Ruch says these questions were answered in subsequent correspondence. He says the discussion of that routing slip took up nearly a half-hour of the two-hour interview with Gleason.
"There appears to be kind of a desperate, almost fierce nature to pursue this until they find something," Ruch says, "which is why we think they have seized on this idiotic routing slip issue." He says Gleason wouldn't take a polygraph unless the agent would as well.
He says investigators also charged that just days before Gleason and Monnett made their sightings of apparently drowned polar bears, other researchers also saw dead polar bears floating in the water. But, according to Ruch, scientists said those sightings were neither recorded nor reported.
If that is true, says Ruch, the scientists were unaware of it when they wrote their famous report describing what they called "the first observations of polar bears floating dead offshore."
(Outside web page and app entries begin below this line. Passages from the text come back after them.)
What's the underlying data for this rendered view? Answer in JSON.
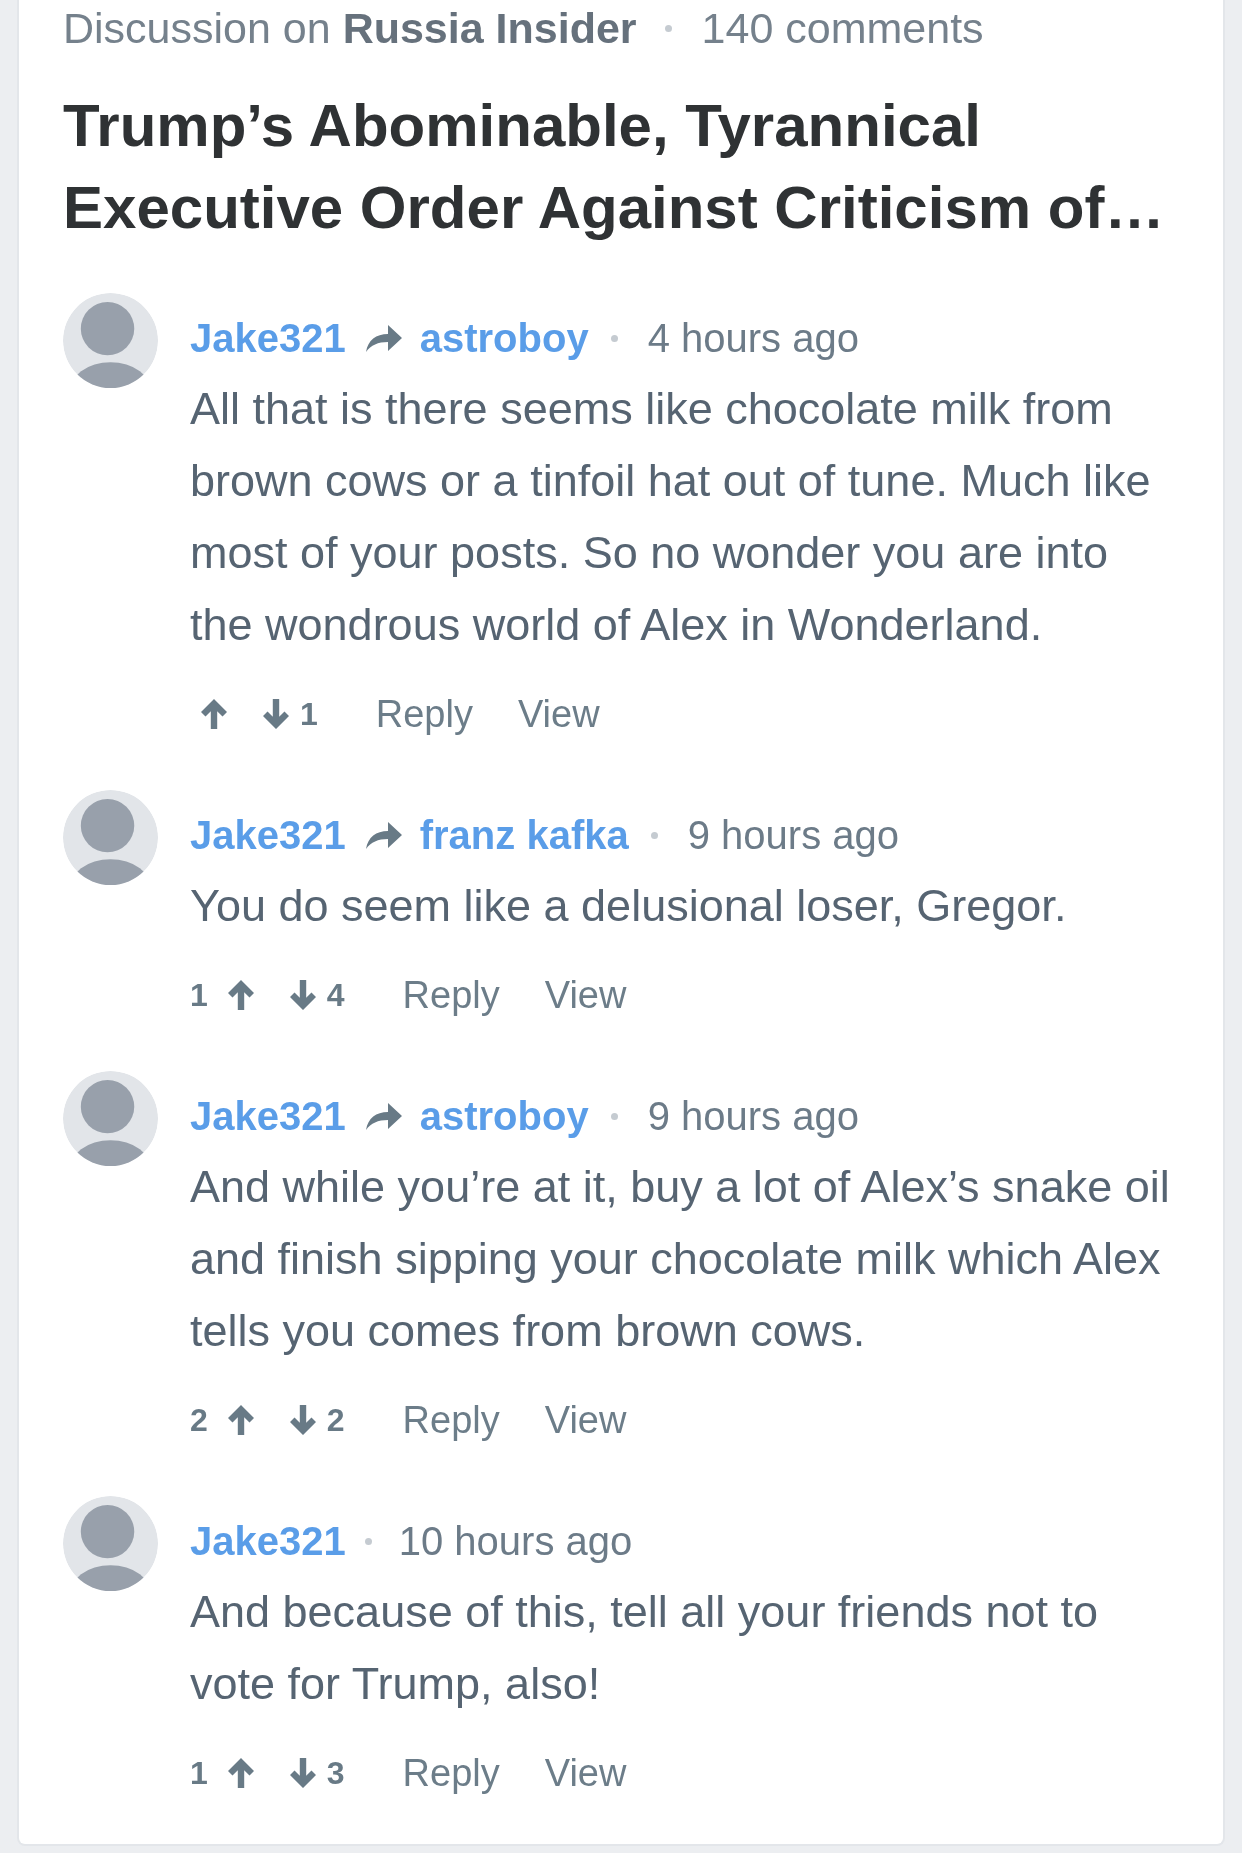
{
  "header": {
    "source": "Discussion on **Russia Insider**",
    "comment_count": "140 comments"
  },
  "title_lines": [
    "Trump’s Abominable, Tyrannical",
    "Executive Order Against Criticism of…"
  ],
  "comments": [
    {
      "author": "Jake321",
      "reply_to": "astroboy",
      "time": "4 hours ago",
      "body_lines": [
        "All that is there seems like chocolate milk from",
        "brown cows or a tinfoil hat out of tune. Much like",
        "most of your posts. So no wonder you are into",
        "the wondrous world of Alex in Wonderland."
      ],
      "votes": {
        "downvotes": "1"
      },
      "actions": [
        {
          "kind": "reply",
          "label": "Reply"
        },
        {
          "kind": "view",
          "label": "View"
        }
      ]
    },
    {
      "author": "Jake321",
      "reply_to": "franz kafka",
      "time": "9 hours ago",
      "body_lines": [
        "You do seem like a delusional loser, Gregor."
      ],
      "votes": {
        "upvotes": "1",
        "downvotes": "4"
      },
      "actions": [
        {
          "kind": "reply",
          "label": "Reply"
        },
        {
          "kind": "view",
          "label": "View"
        }
      ]
    },
    {
      "author": "Jake321",
      "reply_to": "astroboy",
      "time": "9 hours ago",
      "body_lines": [
        "And while you’re at it, buy a lot of Alex’s snake oil",
        "and finish sipping your chocolate milk which Alex",
        "tells you comes from brown cows."
      ],
      "votes": {
        "upvotes": "2",
        "downvotes": "2"
      },
      "actions": [
        {
          "kind": "reply",
          "label": "Reply"
        },
        {
          "kind": "view",
          "label": "View"
        }
      ]
    },
    {
      "author": "Jake321",
      "time": "10 hours ago",
      "body_lines": [
        "And because of this, tell all your friends not to",
        "vote for Trump, also!"
      ],
      "votes": {
        "upvotes": "1",
        "downvotes": "3"
      },
      "actions": [
        {
          "kind": "reply",
          "label": "Reply"
        },
        {
          "kind": "view",
          "label": "View"
        }
      ]
    }
  ]
}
Investigators also spent considerable time asking why the role of weather was not more emphasized in the scientists' report as a possible contributor to the bears' deaths, Ruch says. "And so you have these criminal investigators asking questions as if they were the journal editors, as to why it was given greater prominence in a certain section in an earlier draft," he says.
Ruch accuses the investigators of taking issues raised during the normal scientific peer-review process and acting as though they constitute evidence of wrongdoing. He has filed a complaint with the department under its new scientific integrity policy, saying these issues should be investigated not by the Office of Inspector General, but by a review performed by other scientists.
The acting inspector general for the Department of the Interior, Mary Kendall, recently said in a letter to a senator that though her office would like to be able to respond to allegations by PEER and other outside entities, it cannot comment until its investigation is complete, because to do so would be unfair to all parties involved.
Not to fear—this evil-looking marine copepod is a tiny crustacean and among the most common types of multicelled creatures in the oceans.
Jan Michels, of the University of Kiel in Germany, snapped this belly-up view at ten-times magnification. (See more award-winning pictures of microscopic life.)
Bold strokes of color enliven a picture of graphite-bearing granulite, a metamorphic rock consisting mainly of feldspar and quartz. Bernardo Cesare of Padova, Italy, magnified the rock—collected in Kerala, India—2.5 times and earned eighth place in the Small World photo competition.
They may look like lizard feet, but these colorful, branching patterns festoon liverwort, a type of plant. The University of British Columbia's Robin Young magnified liverwort 20 times to capture the award-winning picture.
Tuesday, October 25, 2011
Monday, October 24, 2011
feel free to take a peek!